B) At this point in your life, explain as best you can where you think you would ultimately like to end up, what you would ultimately like to be doing in your vocation or avocation. In the best of all possible worlds, what is the dream job you would like to have? What is the good that you would like to do in the world? What is your personally compelling interest? What is the thing that you seem to be put on the planet to do? By the time we are done with this statement, the connections between A and B should be obvious, natural, “but of course .” This is the concluding part of your narrative arc.
C) Explain how the opportunity you are applying for (this particular graduate program or job or scholarship or funding opportunity or . . . ) will help move you from A to B, from where you are to where you want to end up. Please note that you will each choose something real here, some actual assistantship or internship or summer job or other opportunity you will actually go for at some point in the near future. By the time we are done with this section, you will have articulated how this real world opportunity at hand is precisely what you need to move from where you are to the where you want to end up, how it will enable you to do the work you want to do in the world, why you are such a good fit for this organization or program, why they should care about you (and care about you more than they care about others). An effective job on C shows what’s in it for *them*, what *they* can expect to get out of the deal.
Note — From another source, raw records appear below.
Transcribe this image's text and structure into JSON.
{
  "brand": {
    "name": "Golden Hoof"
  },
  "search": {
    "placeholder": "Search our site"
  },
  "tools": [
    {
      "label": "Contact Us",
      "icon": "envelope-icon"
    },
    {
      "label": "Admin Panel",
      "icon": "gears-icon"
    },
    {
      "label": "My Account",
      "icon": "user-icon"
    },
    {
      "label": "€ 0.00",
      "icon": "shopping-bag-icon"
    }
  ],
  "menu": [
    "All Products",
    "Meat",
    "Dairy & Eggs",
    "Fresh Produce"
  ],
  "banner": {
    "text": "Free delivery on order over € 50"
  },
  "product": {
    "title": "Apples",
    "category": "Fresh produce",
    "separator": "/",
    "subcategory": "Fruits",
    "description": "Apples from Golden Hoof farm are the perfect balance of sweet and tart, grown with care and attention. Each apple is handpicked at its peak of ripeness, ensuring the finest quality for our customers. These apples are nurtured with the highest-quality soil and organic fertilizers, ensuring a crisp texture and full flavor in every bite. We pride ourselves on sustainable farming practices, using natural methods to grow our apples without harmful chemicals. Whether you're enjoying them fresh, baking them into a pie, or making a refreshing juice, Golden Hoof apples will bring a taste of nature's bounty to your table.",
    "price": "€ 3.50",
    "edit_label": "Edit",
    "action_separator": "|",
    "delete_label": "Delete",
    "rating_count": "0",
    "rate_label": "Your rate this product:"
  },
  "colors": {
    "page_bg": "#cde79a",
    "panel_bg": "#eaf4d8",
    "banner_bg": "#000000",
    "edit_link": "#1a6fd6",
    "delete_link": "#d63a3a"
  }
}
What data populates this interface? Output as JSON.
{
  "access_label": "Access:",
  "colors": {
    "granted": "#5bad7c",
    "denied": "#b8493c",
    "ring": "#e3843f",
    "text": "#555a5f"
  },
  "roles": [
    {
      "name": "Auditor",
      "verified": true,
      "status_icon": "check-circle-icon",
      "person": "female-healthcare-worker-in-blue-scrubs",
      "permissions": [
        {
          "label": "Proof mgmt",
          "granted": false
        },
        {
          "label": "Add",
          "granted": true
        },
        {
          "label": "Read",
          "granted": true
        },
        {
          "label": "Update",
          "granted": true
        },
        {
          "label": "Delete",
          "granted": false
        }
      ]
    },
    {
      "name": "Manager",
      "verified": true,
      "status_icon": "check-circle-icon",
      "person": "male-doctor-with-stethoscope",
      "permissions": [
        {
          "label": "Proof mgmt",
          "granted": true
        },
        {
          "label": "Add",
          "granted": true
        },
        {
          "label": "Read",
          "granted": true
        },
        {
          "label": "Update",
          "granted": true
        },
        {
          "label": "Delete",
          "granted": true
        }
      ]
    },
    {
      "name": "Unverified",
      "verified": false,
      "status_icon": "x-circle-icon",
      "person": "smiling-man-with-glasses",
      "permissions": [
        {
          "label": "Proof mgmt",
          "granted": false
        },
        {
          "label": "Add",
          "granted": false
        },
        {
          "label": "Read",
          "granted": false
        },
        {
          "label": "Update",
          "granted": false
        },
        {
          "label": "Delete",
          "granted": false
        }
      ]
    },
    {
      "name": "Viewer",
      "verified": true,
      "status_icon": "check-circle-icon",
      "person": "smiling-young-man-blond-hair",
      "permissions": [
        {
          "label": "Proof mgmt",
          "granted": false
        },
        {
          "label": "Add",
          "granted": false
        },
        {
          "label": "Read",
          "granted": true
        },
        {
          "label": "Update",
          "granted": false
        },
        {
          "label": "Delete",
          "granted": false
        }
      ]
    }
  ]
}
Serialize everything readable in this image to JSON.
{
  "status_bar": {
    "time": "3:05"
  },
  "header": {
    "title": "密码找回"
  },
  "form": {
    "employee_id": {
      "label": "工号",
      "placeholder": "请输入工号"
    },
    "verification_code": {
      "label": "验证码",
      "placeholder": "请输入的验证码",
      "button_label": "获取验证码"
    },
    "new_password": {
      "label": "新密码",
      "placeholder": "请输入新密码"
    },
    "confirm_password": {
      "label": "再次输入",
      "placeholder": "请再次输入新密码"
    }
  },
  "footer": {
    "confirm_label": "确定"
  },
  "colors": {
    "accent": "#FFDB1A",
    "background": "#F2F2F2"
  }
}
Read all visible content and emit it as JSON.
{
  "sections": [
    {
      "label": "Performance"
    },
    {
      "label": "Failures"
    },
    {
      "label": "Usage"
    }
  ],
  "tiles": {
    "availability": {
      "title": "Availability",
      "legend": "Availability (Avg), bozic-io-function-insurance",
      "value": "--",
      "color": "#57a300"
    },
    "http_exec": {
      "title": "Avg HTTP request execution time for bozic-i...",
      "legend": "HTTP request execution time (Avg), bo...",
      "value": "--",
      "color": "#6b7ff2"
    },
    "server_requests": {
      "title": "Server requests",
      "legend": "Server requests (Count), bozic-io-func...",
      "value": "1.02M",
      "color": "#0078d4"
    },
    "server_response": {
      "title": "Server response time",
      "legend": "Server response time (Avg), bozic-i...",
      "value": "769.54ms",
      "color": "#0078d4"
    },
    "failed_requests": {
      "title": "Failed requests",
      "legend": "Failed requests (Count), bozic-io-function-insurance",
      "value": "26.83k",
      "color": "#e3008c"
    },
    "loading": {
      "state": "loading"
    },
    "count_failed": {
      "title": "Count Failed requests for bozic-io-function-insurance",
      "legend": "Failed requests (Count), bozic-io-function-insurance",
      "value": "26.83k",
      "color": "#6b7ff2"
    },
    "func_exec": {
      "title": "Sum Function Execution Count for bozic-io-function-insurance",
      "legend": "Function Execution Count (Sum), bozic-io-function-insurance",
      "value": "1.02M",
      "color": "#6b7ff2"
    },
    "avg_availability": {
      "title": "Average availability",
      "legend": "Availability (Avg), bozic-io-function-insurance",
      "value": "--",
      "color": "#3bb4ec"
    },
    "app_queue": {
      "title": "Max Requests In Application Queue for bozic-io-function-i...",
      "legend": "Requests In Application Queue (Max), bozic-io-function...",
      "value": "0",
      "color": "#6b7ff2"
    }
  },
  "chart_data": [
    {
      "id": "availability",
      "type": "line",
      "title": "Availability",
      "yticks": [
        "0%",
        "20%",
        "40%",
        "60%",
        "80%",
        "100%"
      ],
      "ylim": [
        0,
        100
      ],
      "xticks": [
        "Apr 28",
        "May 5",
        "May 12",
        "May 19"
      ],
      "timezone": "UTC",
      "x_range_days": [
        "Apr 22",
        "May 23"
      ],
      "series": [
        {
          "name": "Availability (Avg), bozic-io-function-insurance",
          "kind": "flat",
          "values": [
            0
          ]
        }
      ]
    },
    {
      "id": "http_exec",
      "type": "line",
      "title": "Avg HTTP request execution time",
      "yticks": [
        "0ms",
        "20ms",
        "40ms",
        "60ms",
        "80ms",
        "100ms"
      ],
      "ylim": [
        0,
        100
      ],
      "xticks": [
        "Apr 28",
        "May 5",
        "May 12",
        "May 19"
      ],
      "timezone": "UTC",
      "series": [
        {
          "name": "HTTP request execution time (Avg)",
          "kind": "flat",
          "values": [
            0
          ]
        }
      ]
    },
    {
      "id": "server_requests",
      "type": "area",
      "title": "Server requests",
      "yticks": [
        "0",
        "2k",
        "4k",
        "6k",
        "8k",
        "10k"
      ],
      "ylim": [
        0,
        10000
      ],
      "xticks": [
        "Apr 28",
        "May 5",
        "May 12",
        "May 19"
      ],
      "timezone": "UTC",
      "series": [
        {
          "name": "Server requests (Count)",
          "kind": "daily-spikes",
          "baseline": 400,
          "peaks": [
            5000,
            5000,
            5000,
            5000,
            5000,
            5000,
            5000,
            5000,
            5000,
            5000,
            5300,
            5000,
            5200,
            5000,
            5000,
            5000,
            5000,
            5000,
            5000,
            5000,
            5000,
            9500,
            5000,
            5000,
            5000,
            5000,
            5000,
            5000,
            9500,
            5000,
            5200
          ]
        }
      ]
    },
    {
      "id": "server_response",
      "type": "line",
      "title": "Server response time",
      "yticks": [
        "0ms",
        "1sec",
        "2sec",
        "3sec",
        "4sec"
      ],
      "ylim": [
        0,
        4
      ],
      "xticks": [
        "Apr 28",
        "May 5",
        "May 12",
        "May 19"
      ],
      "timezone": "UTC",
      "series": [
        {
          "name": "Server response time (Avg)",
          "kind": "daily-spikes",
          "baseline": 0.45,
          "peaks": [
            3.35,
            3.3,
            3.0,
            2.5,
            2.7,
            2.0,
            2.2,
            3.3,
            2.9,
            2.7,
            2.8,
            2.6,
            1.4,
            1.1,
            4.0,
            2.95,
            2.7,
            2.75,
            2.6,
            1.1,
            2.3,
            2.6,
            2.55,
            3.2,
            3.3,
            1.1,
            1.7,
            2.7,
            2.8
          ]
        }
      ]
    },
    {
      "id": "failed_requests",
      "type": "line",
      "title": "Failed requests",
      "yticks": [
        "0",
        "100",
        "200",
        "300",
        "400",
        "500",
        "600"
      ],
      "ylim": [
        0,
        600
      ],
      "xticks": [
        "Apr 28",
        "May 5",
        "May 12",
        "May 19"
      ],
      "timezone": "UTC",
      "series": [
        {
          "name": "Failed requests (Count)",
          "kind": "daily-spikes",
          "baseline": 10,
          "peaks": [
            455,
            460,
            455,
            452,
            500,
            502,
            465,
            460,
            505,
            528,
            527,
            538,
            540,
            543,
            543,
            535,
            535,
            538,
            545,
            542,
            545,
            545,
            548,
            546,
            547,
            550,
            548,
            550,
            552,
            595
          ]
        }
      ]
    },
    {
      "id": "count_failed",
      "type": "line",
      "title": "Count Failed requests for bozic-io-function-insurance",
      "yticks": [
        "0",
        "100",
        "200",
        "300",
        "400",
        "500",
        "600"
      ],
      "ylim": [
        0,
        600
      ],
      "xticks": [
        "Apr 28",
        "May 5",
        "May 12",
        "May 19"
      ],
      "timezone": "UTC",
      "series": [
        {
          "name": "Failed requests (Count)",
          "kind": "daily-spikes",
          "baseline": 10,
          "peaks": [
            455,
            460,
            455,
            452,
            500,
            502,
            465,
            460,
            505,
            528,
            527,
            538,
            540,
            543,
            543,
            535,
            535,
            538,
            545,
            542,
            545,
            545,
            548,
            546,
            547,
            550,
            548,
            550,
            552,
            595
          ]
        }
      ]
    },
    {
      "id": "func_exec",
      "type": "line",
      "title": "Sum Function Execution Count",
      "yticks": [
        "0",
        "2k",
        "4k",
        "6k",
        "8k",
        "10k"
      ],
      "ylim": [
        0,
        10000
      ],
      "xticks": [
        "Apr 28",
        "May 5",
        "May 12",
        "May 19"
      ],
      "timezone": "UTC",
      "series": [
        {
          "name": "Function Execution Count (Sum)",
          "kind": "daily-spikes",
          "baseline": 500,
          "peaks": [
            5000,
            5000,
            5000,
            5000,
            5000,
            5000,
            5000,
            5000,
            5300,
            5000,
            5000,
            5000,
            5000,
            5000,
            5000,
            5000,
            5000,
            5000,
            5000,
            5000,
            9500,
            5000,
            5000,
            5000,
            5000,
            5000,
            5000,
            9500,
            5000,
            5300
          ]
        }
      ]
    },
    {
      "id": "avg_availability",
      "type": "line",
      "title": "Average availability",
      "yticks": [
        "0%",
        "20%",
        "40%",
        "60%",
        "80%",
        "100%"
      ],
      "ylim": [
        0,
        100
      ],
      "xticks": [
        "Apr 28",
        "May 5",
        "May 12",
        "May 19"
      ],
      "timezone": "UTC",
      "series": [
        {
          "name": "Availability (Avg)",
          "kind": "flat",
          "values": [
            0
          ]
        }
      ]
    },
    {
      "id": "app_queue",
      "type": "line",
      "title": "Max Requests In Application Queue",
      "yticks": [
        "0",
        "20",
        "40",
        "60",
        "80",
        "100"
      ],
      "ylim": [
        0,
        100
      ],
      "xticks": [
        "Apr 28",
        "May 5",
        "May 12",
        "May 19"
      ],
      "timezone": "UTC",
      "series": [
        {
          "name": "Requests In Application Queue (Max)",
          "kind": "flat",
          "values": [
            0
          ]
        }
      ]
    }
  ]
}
As I have done in the past, I would be happy to review your drafts and give you suggestions about how you might improve your statements. You can contact me at firstname.lastname@example.org.